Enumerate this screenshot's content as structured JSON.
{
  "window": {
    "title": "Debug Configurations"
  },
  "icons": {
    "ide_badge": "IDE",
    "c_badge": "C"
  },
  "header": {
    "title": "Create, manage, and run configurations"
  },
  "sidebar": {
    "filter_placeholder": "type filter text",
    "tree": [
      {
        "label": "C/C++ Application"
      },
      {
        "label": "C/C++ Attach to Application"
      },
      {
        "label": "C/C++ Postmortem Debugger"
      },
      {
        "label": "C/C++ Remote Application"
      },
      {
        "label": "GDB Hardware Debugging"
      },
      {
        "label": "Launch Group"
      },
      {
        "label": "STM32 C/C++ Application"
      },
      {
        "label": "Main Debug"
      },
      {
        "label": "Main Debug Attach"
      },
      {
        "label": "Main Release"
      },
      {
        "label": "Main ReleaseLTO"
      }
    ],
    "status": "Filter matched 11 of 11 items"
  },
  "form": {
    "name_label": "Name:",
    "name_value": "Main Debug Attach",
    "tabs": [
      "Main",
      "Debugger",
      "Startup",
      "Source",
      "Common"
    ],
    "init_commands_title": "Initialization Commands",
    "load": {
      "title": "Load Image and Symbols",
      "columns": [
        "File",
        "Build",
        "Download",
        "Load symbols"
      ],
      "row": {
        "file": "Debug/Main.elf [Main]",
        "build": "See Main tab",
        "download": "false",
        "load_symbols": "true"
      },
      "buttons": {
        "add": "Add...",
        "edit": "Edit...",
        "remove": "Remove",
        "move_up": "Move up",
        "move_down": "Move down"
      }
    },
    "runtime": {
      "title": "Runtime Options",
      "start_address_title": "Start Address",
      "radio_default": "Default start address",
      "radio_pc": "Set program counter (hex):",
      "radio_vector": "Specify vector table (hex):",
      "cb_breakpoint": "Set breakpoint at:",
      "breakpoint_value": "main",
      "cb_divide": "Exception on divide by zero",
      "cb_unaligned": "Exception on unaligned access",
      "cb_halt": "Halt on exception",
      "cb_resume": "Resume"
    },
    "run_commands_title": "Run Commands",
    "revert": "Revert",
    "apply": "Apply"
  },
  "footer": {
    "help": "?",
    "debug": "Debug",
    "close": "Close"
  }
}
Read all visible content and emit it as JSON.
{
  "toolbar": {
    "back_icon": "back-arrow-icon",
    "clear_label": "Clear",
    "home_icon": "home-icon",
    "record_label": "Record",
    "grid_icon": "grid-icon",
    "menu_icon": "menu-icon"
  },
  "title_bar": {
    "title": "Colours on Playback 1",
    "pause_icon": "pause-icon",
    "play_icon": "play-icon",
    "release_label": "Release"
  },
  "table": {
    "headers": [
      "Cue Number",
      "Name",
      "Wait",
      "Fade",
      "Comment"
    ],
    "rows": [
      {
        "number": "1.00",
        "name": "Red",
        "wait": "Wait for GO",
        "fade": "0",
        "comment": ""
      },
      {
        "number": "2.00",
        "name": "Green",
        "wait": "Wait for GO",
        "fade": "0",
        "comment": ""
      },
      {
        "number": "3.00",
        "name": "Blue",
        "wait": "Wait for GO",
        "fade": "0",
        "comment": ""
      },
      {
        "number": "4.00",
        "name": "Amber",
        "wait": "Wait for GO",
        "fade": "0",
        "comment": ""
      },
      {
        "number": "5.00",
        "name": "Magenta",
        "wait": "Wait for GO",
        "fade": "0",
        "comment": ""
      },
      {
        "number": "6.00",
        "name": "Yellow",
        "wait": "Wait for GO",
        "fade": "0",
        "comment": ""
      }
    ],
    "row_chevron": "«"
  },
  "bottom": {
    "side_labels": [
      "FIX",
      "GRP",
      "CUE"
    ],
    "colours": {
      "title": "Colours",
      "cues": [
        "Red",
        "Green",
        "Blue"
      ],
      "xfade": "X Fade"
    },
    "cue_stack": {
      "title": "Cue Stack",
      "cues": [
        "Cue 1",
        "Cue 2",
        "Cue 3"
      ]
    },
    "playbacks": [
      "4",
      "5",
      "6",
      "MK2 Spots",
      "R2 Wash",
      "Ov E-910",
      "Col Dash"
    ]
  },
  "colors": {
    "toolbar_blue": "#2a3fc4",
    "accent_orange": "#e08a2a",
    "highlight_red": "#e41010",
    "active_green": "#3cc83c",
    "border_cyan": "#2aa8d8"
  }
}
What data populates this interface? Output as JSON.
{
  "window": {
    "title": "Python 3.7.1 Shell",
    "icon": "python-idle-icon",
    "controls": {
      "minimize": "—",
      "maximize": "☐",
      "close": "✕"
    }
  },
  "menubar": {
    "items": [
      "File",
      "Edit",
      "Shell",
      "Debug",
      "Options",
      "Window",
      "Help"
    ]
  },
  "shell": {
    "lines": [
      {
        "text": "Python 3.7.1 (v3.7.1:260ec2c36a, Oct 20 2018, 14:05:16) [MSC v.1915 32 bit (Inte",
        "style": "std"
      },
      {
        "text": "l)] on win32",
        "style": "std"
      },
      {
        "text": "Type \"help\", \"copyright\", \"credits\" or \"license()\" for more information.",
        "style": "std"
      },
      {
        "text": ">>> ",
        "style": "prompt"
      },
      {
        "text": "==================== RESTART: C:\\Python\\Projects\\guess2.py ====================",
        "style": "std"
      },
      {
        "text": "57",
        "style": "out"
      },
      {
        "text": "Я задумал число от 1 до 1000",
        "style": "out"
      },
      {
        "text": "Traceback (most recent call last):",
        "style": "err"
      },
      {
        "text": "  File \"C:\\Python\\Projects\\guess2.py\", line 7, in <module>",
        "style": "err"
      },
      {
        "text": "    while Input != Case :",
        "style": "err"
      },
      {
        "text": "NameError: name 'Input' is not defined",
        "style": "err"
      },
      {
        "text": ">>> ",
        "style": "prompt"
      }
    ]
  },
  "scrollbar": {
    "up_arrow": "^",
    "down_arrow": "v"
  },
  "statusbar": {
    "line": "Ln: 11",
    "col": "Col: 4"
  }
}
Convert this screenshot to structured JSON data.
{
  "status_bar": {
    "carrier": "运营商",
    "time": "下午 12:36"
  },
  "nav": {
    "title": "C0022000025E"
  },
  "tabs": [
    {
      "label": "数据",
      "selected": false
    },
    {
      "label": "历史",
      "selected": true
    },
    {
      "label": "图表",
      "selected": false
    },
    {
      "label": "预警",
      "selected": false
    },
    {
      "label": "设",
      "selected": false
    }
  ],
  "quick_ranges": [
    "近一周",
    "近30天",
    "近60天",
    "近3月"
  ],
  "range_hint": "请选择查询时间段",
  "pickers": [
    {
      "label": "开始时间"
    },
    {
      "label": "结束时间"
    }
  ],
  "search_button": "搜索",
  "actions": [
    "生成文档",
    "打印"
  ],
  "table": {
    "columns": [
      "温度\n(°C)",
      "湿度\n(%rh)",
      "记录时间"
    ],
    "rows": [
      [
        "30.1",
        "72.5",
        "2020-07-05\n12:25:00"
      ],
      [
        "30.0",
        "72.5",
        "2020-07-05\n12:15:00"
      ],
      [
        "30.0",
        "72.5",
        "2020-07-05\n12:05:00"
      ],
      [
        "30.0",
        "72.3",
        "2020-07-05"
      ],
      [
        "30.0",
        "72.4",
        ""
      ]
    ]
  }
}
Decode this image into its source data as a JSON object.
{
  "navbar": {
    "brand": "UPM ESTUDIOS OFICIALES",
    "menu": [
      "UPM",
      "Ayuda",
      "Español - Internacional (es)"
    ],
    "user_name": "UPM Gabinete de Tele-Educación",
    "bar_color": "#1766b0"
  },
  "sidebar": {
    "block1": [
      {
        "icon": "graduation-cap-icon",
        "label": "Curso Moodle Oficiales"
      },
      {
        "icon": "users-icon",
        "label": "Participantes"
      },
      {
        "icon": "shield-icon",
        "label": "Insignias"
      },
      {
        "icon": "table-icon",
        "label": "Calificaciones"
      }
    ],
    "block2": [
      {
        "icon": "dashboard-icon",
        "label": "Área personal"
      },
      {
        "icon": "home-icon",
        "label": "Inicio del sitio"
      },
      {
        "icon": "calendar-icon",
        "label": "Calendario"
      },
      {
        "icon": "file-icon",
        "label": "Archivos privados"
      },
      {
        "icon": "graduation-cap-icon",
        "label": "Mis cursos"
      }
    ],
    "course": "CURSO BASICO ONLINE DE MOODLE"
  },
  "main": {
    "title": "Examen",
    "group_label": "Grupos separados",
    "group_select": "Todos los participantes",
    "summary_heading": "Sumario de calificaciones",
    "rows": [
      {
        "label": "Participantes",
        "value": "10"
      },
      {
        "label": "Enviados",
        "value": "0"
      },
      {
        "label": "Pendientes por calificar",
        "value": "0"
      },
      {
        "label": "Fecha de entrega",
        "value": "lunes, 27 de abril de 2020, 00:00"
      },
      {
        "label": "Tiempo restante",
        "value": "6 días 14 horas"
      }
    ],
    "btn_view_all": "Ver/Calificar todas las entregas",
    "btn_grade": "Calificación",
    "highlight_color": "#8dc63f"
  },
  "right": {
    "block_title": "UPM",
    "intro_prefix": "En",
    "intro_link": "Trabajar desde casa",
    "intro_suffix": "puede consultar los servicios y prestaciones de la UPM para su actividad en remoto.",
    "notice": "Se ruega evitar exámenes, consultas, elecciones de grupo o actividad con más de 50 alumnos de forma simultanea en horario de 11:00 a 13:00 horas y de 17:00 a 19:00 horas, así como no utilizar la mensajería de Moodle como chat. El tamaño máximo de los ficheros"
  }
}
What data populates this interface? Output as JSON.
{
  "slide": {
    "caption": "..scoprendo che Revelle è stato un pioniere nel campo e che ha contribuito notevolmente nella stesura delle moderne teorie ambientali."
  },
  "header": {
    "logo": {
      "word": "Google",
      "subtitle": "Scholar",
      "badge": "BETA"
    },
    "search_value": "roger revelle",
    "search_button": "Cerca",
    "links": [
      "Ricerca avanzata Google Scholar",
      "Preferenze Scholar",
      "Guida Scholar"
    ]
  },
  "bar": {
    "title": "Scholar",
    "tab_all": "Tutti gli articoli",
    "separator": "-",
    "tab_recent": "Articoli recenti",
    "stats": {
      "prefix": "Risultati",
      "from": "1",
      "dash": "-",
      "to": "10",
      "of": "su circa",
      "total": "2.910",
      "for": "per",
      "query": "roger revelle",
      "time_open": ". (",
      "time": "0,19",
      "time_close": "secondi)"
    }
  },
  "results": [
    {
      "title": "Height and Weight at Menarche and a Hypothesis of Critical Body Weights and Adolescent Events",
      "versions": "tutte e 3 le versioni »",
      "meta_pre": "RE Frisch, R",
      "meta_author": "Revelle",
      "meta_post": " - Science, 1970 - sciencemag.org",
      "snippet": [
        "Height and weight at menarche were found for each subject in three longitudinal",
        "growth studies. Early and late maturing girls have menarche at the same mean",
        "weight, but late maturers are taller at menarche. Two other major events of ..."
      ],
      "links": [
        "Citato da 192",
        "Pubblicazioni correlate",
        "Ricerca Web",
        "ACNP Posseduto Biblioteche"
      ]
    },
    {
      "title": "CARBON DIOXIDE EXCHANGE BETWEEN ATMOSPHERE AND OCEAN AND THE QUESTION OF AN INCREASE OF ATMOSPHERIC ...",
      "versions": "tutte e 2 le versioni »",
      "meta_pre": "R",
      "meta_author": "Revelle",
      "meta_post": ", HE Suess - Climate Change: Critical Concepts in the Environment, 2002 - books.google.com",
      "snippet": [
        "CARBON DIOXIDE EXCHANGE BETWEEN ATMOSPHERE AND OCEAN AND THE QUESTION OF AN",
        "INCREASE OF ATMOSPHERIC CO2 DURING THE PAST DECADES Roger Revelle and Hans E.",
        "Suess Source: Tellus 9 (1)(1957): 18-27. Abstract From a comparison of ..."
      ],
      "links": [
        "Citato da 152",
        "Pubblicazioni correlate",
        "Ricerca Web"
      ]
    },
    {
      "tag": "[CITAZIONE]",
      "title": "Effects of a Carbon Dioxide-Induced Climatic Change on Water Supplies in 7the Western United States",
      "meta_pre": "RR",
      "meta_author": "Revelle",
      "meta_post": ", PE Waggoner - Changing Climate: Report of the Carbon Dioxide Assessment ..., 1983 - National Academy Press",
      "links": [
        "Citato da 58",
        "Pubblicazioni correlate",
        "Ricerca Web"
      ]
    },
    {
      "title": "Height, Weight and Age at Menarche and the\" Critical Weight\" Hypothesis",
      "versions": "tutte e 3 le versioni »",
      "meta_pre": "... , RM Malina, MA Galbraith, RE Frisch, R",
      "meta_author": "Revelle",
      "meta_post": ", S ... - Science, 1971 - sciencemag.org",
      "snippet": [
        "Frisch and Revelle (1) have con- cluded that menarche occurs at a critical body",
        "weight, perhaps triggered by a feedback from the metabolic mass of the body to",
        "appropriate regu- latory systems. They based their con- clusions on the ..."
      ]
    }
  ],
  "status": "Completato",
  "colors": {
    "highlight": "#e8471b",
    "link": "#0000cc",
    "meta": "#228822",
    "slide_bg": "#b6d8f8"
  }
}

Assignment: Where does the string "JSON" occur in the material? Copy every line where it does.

Response to the exercise:
Enumerate this screenshot's content as structured JSON.
Read all visible content and emit it as JSON.
What data populates this interface? Output as JSON.
Convert this screenshot to structured JSON data.
Decode this image into its source data as a JSON object.
What data populates this interface? Output as JSON.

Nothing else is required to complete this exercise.